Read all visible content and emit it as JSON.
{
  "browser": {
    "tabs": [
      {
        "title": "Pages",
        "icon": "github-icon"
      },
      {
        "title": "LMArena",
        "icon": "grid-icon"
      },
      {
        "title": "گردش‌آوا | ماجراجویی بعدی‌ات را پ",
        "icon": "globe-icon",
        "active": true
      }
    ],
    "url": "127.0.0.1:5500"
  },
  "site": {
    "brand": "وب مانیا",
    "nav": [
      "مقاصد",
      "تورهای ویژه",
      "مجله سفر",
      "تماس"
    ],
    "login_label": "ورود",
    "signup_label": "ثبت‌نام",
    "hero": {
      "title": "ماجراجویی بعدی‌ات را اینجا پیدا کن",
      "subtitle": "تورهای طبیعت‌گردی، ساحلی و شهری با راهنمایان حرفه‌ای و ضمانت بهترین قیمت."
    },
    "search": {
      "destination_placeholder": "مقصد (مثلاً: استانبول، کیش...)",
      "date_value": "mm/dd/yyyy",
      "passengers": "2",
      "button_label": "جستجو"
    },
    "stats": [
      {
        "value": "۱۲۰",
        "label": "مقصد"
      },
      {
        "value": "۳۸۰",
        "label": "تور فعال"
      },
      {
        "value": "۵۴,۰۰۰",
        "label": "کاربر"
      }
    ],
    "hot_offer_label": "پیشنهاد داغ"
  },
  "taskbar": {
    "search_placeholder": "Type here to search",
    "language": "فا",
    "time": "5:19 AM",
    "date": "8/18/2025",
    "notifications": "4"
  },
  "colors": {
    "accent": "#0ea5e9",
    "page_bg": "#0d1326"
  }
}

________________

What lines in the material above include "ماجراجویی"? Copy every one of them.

        "title": "گردش‌آوا | ماجراجویی بعدی‌ات را پ",
      "title": "ماجراجویی بعدی‌ات را اینجا پیدا کن",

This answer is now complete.